#### [Input data]
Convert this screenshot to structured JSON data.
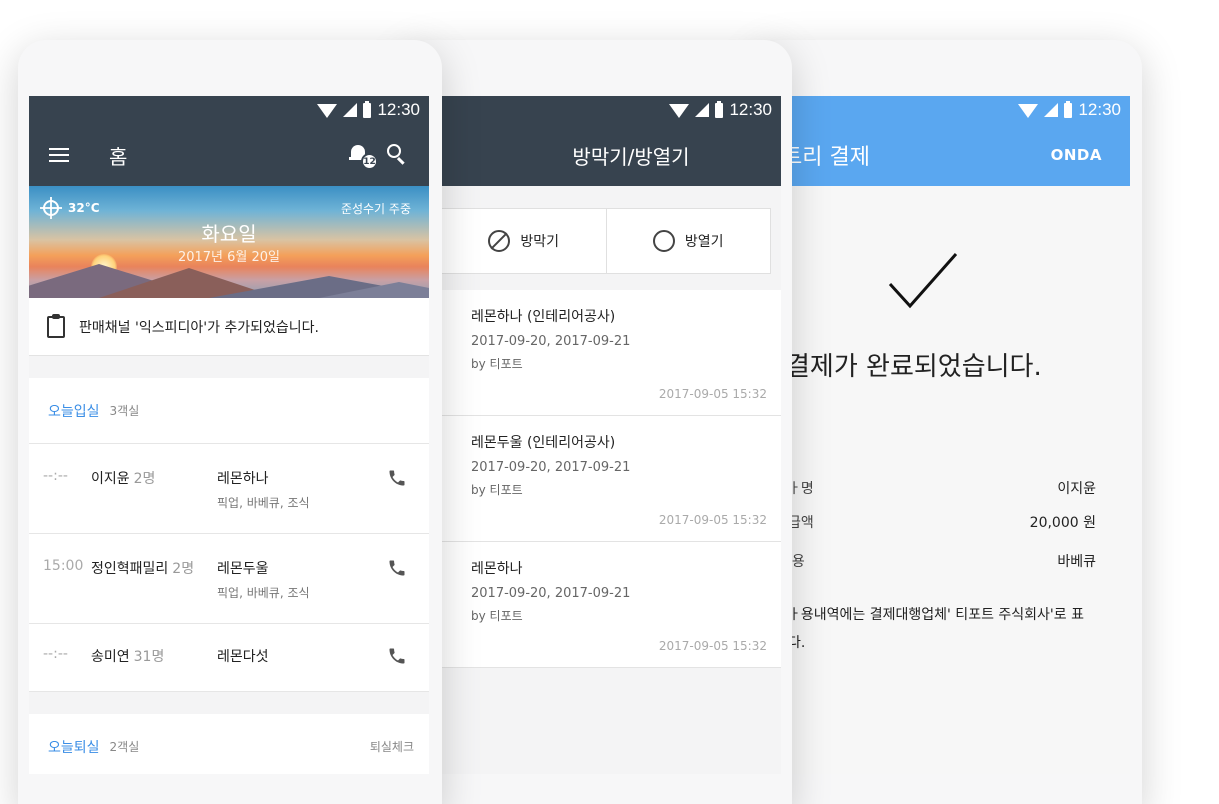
{
  "status_bar": {
    "time": "12:30"
  },
  "screen1": {
    "appbar": {
      "title": "홈",
      "notification_count": "12"
    },
    "weather": {
      "temperature": "32°C",
      "rule": "준성수기 주중",
      "weekday": "화요일",
      "date": "2017년 6월 20일"
    },
    "notice": "판매채널 '익스피디아'가 추가되었습니다.",
    "checkin": {
      "title": "오늘입실",
      "count": "3객실",
      "rows": [
        {
          "time": "--:--",
          "name": "이지윤",
          "guests": "2명",
          "room": "레몬하나",
          "options": "픽업, 바베큐, 조식"
        },
        {
          "time": "15:00",
          "name": "정인혁패밀리",
          "guests": "2명",
          "room": "레몬두울",
          "options": "픽업, 바베큐, 조식"
        },
        {
          "time": "--:--",
          "name": "송미연",
          "guests": "31명",
          "room": "레몬다섯",
          "options": ""
        }
      ]
    },
    "checkout": {
      "title": "오늘퇴실",
      "count": "2객실",
      "action": "퇴실체크"
    }
  },
  "screen2": {
    "appbar": {
      "title": "방막기/방열기"
    },
    "tabs": [
      {
        "label": "방막기",
        "icon": "block-icon"
      },
      {
        "label": "방열기",
        "icon": "radio-icon"
      }
    ],
    "cards": [
      {
        "title": "레몬하나 (인테리어공사)",
        "dates": "2017-09-20, 2017-09-21",
        "by": "by 티포트",
        "stamp": "2017-09-05 15:32"
      },
      {
        "title": "레몬두울 (인테리어공사)",
        "dates": "2017-09-20, 2017-09-21",
        "by": "by 티포트",
        "stamp": "2017-09-05 15:32"
      },
      {
        "title": "레몬하나",
        "dates": "2017-09-20, 2017-09-21",
        "by": "by 티포트",
        "stamp": "2017-09-05 15:32"
      }
    ]
  },
  "screen3": {
    "appbar": {
      "title": "트리 결제",
      "logo": "ONDA"
    },
    "message": "결제가 완료되었습니다.",
    "details": [
      {
        "key": "ㅏ명",
        "value": "이지윤"
      },
      {
        "key": "급액",
        "value": "20,000 원"
      },
      {
        "key": "l용",
        "value": "바베큐"
      }
    ],
    "note_line1": "ㅏ용내역에는 결제대행업체' 티포트 주식회사'로 표",
    "note_line2": "다."
  },
  "colors": {
    "dark_header": "#37434f",
    "blue_header": "#5aa7f0",
    "accent": "#3a8ee6"
  }
}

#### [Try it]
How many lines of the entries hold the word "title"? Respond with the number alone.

#### [Output for this task]
8